8 This **model** can be extended to allow **credit** **spreads** to be piece-wise constant as in JLT. We also present a state space extension of this **model** , in order to take into account **credit** rating time dependency (see Moody's (1997)). This allows a firm that has been recently upgraded to be assigned an upward trend and to therefore exhibit a lower **credit** spread than a firm with the same **credit** rating that has been recently downgraded. The previous **models** can be extended by considering a stochastic generator of the Markov chain, that depends on other state variables; in order to keep tractability, we consider a special family of generators where only the eigenvalues are stochastic. This framework allows explicit computation of **credit** **spreads** . In section 3, we focus on implementation issues. We present a calibration algorithm in the JLT framework and provide some examples of fitted curves.

9 In the more general **model** where the **credit** **spreads** have a diffusion component, we discuss calibration to bond prices, look for the dimension required to explain the **credit** **spreads** and consider the modelling assumption that the eigenvectors of the generator remain constant through time. Section 4 describes the conclusions. 2. Modelling the **credit** **spreads** 6. This assumption can be relaxed in different ways ; see further for a discussion. 4. In this section, we consider some approaches to the modelling of **credit** **spreads** , starting from the simplest case and developing the **model** in order to incorporate more realistic features of the dynamics of **credit** **spreads** . One may first consider a **model** where there are only two states, default and no default. A risky discount bond promises to pay 1 unit at maturity T if there is no default ; in the event of default, the bond pays a constant recovery rate ( ) at maturity T7.

10 Let us denote by v (t , T ) the price at time t of this risky bond, B(t , T ) the price of the risk free bond, and q (t , T ) the (risk-neutral) probability of default before time T as seen from time t. It is assumed that the default event is independent of the level of interest rates. This leads to the standard equation : v ( t , T ) = B ( t , T )[1 q ( t , T ) + q ( t , T ) ] (1). Equivalently, the implied risk-neutral default probabilities are given by: v (t , T ). 1 . B (t , T ). q (t , T ) = (2). (1 ). In this framework, the first time to default can be represented by the first jump of some non homogeneous Poisson process.
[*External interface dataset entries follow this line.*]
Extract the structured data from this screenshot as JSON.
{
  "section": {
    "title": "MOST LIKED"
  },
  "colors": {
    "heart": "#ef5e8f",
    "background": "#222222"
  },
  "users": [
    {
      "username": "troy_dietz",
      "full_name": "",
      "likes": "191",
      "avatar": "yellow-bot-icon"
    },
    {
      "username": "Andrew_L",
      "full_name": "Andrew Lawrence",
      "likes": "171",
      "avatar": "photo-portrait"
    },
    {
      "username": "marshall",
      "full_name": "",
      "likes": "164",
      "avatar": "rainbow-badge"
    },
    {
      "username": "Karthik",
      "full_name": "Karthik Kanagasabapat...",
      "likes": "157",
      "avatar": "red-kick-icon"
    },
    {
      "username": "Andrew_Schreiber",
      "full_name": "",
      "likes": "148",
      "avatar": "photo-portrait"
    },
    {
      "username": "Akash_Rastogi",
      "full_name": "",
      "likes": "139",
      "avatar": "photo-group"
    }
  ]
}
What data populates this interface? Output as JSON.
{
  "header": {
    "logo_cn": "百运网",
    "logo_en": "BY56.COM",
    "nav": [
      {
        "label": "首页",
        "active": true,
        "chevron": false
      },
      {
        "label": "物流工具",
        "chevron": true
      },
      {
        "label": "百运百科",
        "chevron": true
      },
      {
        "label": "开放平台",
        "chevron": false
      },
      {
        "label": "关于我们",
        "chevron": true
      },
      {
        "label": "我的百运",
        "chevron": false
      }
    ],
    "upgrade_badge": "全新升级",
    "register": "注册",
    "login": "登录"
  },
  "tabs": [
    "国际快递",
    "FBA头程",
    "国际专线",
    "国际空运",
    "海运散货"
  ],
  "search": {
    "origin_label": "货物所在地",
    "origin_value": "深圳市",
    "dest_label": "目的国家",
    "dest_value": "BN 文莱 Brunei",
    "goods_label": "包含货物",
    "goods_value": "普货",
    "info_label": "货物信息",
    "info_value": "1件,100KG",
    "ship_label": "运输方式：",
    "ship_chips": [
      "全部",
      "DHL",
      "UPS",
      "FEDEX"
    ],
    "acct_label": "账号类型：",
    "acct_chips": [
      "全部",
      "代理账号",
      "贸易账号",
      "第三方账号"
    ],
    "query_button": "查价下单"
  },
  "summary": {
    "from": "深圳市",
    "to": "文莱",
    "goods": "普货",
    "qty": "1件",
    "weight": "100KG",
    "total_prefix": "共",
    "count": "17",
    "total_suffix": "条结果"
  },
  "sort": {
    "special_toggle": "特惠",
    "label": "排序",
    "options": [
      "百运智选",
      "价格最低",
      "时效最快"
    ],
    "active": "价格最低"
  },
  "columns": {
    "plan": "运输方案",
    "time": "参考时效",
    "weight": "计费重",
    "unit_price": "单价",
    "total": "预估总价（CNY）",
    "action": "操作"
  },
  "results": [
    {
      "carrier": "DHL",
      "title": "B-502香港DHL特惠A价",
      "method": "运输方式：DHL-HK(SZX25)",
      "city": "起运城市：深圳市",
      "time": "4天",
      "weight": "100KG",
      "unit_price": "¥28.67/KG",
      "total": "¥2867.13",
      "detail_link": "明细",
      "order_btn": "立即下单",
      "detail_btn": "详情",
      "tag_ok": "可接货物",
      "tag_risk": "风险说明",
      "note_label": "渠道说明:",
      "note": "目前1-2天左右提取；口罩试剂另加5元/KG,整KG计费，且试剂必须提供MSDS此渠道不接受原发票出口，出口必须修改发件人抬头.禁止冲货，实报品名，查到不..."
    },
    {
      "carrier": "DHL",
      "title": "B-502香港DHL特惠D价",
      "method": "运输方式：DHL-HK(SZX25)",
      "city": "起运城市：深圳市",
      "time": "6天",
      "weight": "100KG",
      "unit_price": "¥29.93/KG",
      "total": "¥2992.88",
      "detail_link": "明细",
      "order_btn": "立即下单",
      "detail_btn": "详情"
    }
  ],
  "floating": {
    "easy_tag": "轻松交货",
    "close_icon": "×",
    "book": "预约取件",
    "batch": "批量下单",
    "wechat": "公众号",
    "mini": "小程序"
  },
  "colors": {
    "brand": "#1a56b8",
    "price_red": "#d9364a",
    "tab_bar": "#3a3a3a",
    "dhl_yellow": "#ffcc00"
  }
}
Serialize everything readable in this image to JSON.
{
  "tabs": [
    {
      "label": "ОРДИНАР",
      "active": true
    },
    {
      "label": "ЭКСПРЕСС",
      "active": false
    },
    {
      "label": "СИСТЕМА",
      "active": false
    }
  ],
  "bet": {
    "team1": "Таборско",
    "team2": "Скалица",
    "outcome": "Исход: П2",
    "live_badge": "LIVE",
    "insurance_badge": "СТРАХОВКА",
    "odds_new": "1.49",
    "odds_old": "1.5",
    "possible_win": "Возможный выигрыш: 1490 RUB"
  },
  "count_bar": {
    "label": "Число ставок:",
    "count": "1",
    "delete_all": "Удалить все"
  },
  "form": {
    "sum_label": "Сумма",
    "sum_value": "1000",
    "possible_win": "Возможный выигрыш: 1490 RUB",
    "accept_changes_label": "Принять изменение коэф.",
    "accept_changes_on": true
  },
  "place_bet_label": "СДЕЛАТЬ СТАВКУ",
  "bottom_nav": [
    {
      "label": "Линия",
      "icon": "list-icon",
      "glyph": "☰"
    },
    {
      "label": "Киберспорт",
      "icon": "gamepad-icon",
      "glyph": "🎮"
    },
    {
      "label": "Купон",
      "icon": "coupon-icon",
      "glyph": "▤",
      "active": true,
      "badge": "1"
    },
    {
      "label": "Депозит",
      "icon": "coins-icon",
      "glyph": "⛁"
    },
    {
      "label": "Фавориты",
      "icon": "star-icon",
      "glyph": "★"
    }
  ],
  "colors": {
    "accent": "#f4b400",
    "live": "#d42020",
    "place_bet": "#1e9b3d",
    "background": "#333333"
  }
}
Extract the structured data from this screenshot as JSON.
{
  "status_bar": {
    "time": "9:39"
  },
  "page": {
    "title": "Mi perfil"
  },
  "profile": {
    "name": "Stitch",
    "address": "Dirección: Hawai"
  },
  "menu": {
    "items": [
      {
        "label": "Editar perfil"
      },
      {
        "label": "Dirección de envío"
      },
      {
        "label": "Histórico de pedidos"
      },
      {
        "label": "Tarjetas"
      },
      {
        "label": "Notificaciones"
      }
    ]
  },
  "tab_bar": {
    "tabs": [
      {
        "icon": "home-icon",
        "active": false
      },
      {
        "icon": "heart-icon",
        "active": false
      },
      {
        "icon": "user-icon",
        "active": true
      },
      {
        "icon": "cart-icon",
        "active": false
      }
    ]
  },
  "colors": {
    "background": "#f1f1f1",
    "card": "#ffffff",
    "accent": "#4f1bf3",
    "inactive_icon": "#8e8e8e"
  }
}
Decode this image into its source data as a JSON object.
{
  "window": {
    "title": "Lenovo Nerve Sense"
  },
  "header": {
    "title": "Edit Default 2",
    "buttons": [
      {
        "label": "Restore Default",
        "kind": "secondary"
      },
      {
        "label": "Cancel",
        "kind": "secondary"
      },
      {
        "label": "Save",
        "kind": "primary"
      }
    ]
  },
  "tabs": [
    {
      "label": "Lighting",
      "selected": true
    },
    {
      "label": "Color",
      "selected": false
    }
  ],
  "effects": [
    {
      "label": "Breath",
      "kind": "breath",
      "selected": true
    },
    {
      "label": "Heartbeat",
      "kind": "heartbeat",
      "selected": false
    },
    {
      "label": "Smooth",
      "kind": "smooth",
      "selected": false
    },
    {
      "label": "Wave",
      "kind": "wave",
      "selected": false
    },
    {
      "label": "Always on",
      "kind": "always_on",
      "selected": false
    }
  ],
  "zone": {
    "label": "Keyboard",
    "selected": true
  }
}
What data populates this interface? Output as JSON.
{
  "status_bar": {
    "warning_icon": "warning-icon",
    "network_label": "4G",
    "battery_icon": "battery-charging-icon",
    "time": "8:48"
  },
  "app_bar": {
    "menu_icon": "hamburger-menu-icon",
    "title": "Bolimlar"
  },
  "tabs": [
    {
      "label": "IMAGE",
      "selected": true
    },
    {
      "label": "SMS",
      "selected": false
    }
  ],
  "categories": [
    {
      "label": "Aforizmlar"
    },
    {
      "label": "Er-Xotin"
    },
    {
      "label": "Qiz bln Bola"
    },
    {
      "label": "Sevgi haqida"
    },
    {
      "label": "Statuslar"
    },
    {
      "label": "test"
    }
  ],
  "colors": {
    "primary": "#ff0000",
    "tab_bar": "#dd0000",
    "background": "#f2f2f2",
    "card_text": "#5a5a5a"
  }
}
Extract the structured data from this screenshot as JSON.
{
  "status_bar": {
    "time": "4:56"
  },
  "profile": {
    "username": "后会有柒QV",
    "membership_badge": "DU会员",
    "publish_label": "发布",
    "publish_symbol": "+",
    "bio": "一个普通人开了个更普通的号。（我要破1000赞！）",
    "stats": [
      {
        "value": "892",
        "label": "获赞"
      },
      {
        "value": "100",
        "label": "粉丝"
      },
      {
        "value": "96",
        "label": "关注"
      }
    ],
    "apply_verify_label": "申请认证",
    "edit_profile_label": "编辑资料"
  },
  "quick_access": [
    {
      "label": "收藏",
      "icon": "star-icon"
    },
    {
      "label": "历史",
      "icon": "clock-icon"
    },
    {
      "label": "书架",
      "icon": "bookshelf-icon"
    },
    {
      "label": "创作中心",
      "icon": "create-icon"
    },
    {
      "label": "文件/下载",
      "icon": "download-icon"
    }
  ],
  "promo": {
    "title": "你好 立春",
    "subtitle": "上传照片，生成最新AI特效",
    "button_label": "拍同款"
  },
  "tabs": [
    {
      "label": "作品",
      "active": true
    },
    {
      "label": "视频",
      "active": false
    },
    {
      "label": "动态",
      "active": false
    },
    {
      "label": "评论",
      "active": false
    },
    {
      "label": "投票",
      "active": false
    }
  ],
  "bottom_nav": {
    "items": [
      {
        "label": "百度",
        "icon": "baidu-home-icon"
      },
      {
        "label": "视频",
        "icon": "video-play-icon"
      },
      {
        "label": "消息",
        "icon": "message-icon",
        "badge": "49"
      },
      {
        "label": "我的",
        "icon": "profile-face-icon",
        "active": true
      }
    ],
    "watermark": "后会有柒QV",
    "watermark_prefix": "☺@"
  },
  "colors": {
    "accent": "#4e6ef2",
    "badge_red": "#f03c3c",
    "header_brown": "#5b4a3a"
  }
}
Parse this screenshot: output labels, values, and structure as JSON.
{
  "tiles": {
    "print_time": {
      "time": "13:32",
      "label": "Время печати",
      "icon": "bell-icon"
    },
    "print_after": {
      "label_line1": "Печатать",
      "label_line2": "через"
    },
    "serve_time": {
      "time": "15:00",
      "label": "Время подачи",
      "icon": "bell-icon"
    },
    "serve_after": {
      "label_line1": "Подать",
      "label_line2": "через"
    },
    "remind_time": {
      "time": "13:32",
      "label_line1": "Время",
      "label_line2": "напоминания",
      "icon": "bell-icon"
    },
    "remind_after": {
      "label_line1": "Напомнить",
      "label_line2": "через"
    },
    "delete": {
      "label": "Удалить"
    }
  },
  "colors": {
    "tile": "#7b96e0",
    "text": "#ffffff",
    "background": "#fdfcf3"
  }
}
This simple **model** is useful for pricing default swaps. To be practical, it requires the knowledge of the prices of risky zero coupon bonds issued by the counterparty on which the default swap is based, whose maturities equal the payment dates of the default swaps.